= YOUR OBJECTIVE =
If a line includes "title", copy it out of the entries.

Items from a dataset:
■ ■ ■ ■ ■

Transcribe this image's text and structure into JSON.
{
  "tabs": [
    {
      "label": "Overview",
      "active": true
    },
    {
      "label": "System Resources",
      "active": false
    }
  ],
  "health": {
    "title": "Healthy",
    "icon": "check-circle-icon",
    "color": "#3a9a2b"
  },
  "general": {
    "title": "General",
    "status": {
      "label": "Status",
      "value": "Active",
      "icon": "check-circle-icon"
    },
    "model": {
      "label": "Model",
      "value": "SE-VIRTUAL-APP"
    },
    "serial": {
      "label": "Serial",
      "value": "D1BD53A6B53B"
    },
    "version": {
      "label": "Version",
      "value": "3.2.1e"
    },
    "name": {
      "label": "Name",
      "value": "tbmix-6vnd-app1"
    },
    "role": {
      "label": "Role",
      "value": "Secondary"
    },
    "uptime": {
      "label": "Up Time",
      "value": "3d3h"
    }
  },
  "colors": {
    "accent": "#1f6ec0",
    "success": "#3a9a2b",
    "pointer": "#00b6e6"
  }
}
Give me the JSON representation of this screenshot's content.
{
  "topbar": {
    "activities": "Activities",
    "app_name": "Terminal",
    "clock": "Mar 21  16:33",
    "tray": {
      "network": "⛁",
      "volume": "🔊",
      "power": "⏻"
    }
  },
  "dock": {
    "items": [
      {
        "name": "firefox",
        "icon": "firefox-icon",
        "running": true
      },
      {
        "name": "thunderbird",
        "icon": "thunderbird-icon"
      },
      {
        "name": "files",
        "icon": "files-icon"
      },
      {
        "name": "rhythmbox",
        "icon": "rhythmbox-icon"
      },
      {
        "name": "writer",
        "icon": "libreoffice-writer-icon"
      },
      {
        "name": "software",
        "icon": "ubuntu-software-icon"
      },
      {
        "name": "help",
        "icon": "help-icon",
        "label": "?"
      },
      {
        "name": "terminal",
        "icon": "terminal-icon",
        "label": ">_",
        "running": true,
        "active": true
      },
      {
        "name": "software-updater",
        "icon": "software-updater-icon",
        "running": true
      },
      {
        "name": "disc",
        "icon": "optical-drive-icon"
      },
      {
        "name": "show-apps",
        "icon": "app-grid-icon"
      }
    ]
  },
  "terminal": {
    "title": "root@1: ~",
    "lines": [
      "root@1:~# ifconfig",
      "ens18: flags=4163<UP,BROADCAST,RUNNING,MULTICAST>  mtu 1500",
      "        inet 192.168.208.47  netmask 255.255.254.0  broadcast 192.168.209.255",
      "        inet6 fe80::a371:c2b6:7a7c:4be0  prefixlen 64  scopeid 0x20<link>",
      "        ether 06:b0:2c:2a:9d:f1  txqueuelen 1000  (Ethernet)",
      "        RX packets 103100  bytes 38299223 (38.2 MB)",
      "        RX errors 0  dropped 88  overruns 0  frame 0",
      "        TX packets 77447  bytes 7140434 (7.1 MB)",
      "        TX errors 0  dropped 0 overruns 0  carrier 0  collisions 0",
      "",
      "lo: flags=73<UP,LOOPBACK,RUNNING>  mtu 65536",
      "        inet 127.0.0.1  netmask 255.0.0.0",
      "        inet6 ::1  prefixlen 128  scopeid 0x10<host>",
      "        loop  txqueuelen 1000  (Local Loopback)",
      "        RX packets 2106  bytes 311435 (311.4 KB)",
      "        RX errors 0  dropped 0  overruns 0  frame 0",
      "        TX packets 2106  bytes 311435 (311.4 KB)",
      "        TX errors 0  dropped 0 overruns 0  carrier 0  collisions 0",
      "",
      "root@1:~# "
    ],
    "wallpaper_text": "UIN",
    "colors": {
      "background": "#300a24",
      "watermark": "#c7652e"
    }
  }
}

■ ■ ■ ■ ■

= YOUR RESPONSE =
    "title": "Healthy",
    "title": "General",
    "title": "root@1: ~",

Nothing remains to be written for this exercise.